In some languages, an adjective may be recognisable from its suffix and in some of these, the suffix denoting an adjective is removed and replaced by one denoting an adverb.
Greek, for example, replaces an inflexional suffix on an adjective to make it an adverb (usually by inserting -os or -a)so comfortable translates as:
άνετος (ahnetos)
but comfortably translates as
άνετα (ahneta).
In Russian, and some other Slavic languages, including Latvian, adverbs can be formed by removing the adjectival suffixes from the adjective and replacing it with the adverb suffix (often -o in Russian).
In Korean, adverbs are often in a similar way, replacing endings rather than simply adding them.
In these languages, the normal inflexions that the adjectives take to agree with the nouns they modify are dropped when the adverb is formed.
using the adjective forms
Dutch and German can use the same form as the adjective but make it operate, invariably, as an adverb.  Both the adjective comfortable and the adverb comfortably then translate simply as:
bequem (German) and comfortabel (Dutch and Afrikaans).
Turkish, Farsi (except on words derived from Arabic), Bosnian, Croatian and Slovenian, too, make adjective forms stand equally well as adverbs.
Learners from these language backgrounds may not see the necessity to change the form of an adjective when it is converted into an adverb and that leads to error such as:

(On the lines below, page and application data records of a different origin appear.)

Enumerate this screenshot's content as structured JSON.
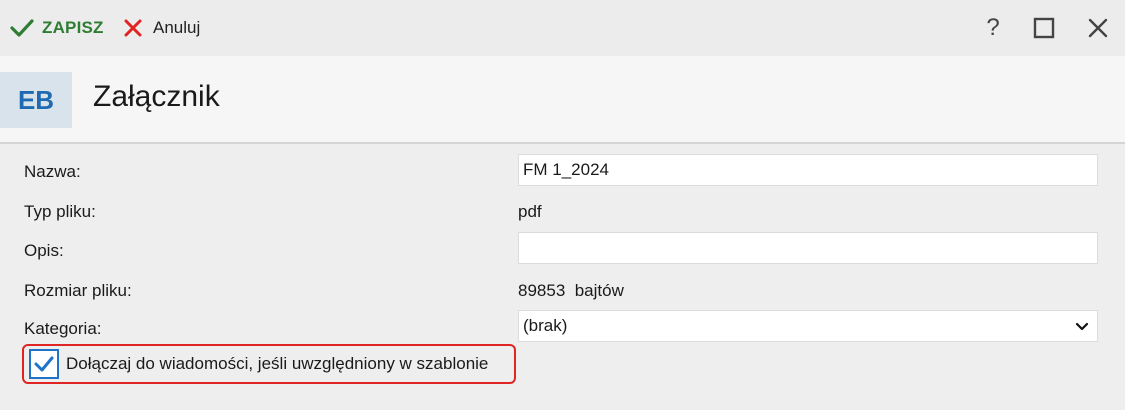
{
  "toolbar": {
    "save_label": "ZAPISZ",
    "cancel_label": "Anuluj",
    "help_label": "?"
  },
  "header": {
    "avatar_text": "EB",
    "title": "Załącznik"
  },
  "form": {
    "name_label": "Nazwa:",
    "name_value": "FM 1_2024",
    "type_label": "Typ pliku:",
    "type_value": "pdf",
    "desc_label": "Opis:",
    "desc_value": "",
    "size_label": "Rozmiar pliku:",
    "size_value": "89853  bajtów",
    "category_label": "Kategoria:",
    "category_value": "(brak)",
    "attach_label": "Dołączaj do wiadomości, jeśli uwzględniony w szablonie",
    "attach_checked": true
  },
  "colors": {
    "save": "#2e7d32",
    "cancel": "#e02424",
    "avatar_bg": "#d9e3ec",
    "avatar_fg": "#1f6ab0",
    "checkbox": "#1f73c8",
    "highlight": "#e02424"
  },
  "icons": {
    "save": "check-icon",
    "cancel": "x-icon",
    "maximize": "square-icon",
    "close": "close-icon",
    "dropdown": "chevron-down-icon"
  }
}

    He drove quick
    I sat comfortable
non-inflecting or isolating languages
The classic example here is the Chinese languages in which a new word is inserted to denote the adverbial use of an attribute and distinguish it from the adjective.

Related guides
adverbials for more on adverbials which are not adverbs and distinctions between adjuncts, disjuncts and conjuncts
adverb modifiers for a guide to intensifiers: amplifiers, emphasisers, downtoners and approximators
multi-word verbs for the guide which distinguishes an adverb from a preposition and much else
disjuncts for a dedicated guide to adverbials acting to modify all the following text
circumstances for an alternative functional view of this area
fronting for a discussion of how elements (often adverbs) can be moved out of their normal position for effect
prepositional phrases for more on how these may act as adverbials
place adjuncts which considers both adverbs and prepositional phrases of place only (i.e., position and direction)
time adjuncts which considers the complicated and difficult area of adverbs and prepositional phrases of time
assertion and non-assertion for more on these two concepts and how they apply to adverbs such as yet and already
negation for much more in this area, including inversion after negative adverbs
cause and effect for more on how some adverbs and other adverbials can link cause and effect
adjectives for more on inflexional and periphrastic comparison and proleptic uses

There is, of course, a test on this.